#### AIM OF THE TASK:
Please show every line in the entries below that includes the word "true".

======== EXERCISE INPUTS

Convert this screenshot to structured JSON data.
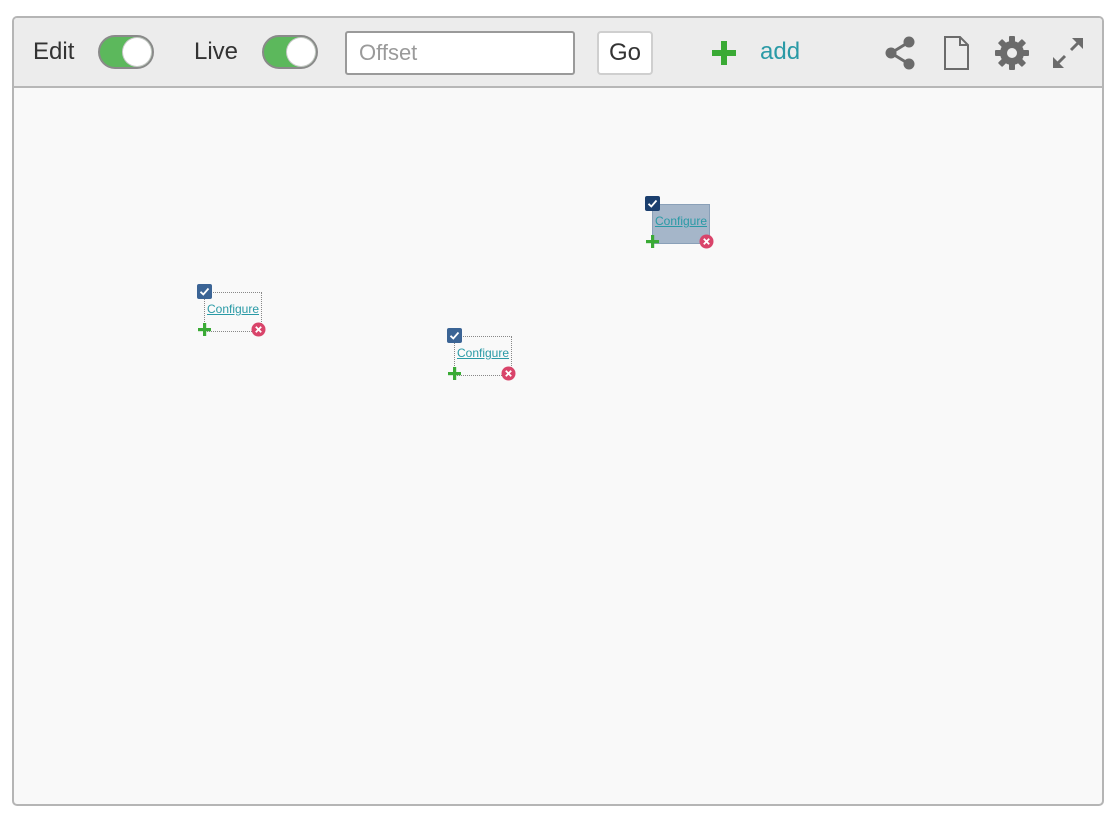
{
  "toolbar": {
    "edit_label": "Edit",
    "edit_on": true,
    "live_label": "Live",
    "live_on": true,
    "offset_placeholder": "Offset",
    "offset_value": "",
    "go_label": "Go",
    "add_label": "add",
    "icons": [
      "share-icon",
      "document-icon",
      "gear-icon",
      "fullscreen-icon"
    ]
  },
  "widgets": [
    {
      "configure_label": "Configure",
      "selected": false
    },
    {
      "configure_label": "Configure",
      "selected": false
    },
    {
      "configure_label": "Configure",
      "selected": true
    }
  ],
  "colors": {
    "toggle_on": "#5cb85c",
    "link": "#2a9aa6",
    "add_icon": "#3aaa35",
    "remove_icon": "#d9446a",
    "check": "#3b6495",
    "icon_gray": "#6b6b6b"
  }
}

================
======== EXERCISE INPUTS

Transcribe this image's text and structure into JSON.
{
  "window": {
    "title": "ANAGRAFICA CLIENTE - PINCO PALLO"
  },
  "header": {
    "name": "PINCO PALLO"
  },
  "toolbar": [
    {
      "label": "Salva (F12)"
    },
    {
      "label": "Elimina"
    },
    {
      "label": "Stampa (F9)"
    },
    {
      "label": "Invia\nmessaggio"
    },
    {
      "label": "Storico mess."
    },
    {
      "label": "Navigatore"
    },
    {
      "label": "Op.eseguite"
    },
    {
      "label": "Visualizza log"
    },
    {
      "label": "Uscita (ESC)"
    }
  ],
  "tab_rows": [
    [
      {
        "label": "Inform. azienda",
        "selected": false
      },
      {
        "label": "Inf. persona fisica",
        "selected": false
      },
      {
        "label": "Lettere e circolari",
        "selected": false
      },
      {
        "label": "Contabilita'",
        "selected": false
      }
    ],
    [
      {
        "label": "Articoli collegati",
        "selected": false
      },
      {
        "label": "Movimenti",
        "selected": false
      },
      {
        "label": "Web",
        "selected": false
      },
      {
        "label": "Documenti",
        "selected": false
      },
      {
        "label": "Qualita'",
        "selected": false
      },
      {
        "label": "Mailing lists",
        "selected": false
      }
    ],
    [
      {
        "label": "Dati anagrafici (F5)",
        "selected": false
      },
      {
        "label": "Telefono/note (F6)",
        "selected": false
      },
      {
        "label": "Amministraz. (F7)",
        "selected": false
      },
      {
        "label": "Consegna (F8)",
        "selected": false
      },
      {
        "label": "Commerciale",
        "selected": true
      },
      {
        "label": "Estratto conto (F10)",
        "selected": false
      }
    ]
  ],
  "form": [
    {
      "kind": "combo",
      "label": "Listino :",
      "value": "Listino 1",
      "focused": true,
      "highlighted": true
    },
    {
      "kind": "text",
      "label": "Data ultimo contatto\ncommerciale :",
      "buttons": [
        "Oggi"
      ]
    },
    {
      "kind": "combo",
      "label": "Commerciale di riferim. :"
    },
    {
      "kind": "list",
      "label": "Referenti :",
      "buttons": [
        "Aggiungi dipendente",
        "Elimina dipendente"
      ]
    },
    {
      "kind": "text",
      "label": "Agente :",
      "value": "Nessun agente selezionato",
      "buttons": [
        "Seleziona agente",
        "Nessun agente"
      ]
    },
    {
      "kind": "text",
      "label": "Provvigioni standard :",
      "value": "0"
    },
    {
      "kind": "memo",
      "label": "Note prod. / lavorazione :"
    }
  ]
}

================
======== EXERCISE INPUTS

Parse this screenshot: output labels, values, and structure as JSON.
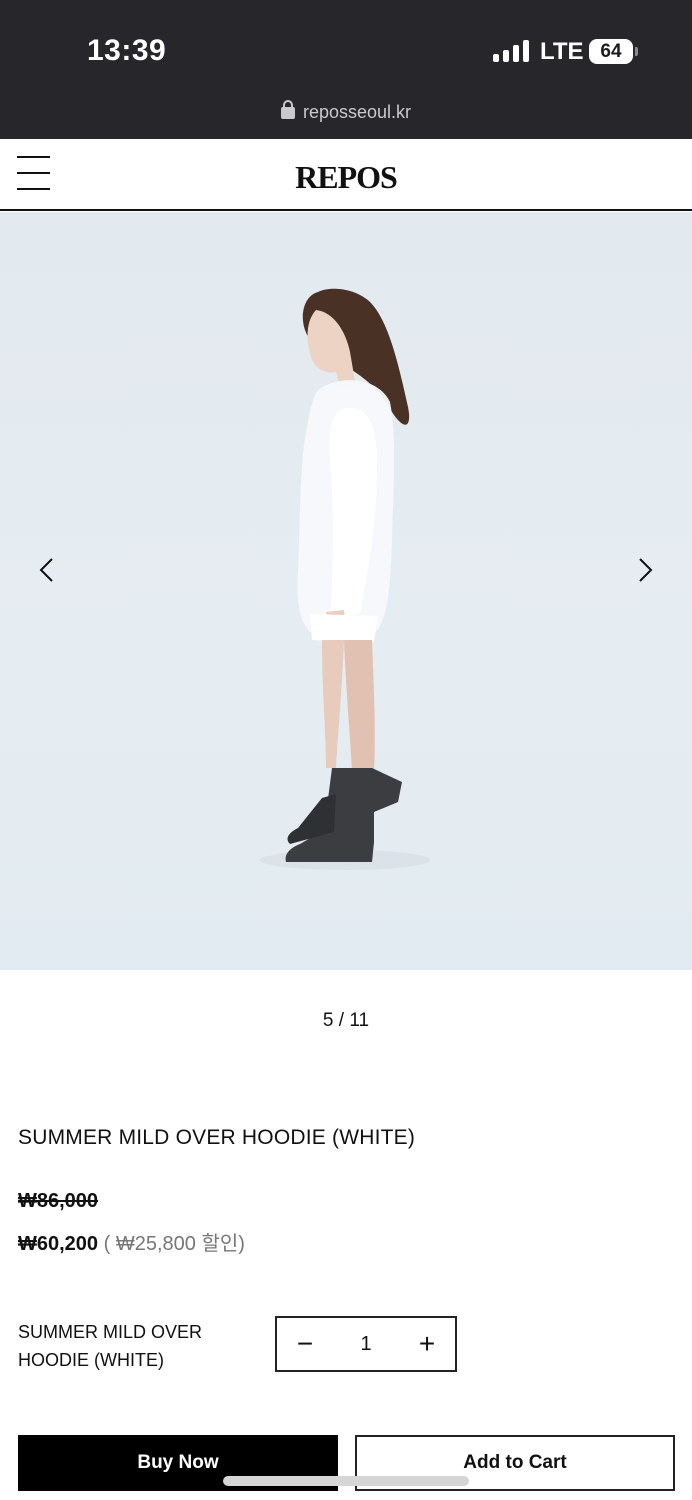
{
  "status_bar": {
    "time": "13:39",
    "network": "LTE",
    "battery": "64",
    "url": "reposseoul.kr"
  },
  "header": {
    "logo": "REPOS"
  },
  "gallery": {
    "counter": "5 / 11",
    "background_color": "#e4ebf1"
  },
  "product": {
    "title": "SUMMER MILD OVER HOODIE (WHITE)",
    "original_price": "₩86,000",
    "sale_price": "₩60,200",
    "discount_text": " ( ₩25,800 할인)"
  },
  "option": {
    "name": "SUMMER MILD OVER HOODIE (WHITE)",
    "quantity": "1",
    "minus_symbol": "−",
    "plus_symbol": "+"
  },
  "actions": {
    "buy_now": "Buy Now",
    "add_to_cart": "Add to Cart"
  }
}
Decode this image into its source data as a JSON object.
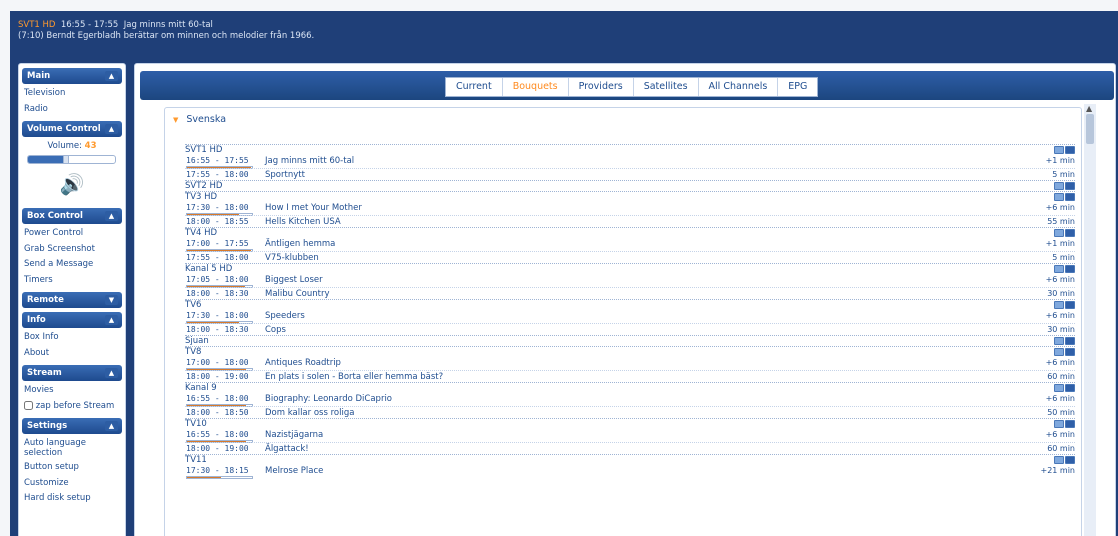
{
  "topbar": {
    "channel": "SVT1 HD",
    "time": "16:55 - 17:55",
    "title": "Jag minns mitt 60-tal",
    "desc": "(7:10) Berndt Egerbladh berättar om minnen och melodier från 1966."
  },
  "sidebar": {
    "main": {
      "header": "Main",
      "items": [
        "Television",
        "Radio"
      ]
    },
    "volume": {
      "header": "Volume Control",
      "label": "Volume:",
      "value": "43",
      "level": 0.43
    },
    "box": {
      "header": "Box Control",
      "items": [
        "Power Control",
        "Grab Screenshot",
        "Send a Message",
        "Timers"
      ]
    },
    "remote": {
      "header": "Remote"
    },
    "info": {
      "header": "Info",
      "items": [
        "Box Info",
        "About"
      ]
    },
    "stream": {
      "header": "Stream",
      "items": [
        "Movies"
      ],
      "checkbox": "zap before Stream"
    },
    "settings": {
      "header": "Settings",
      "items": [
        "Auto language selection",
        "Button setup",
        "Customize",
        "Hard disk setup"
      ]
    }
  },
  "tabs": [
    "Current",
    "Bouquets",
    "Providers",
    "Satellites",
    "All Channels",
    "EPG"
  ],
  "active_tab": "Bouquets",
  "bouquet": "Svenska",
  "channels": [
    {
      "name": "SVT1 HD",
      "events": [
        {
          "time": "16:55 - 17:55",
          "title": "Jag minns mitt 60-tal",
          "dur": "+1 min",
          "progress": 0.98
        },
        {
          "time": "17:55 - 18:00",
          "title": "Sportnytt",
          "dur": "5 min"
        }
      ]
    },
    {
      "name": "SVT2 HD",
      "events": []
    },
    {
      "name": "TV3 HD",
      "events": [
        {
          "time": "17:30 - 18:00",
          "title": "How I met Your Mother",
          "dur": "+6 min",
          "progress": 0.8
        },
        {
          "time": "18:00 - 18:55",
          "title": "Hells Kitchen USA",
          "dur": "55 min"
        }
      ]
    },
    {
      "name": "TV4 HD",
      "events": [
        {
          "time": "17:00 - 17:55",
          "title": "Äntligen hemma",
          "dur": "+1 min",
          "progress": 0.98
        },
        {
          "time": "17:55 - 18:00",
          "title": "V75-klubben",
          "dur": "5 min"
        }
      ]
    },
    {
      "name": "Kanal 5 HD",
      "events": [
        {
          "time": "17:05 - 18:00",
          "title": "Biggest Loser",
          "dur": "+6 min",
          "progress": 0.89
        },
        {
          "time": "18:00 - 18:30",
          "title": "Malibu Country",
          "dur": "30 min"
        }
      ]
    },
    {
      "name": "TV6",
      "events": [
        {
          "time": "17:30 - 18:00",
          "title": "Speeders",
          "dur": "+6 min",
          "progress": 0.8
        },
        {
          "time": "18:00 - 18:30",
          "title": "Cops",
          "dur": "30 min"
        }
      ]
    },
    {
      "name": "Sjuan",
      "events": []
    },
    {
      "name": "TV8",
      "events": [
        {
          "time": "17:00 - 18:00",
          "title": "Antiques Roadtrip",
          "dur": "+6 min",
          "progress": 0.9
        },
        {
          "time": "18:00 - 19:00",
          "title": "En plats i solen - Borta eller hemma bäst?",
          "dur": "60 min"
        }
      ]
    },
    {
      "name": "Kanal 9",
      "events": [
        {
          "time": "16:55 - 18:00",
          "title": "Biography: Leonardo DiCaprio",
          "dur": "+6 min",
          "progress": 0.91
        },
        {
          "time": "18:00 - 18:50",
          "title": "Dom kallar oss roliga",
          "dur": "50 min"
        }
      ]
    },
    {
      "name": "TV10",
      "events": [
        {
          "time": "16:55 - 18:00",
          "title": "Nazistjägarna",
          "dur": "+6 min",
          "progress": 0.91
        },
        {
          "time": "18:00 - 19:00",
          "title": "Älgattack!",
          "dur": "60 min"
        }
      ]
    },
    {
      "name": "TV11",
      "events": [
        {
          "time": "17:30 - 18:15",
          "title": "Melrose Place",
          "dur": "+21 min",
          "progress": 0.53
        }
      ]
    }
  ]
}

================

#### EXERCISE ANSWER:
    "edit_on": true,
    "live_on": true,
      "selected": true
        "selected": true
      "focused": true,
      "highlighted": true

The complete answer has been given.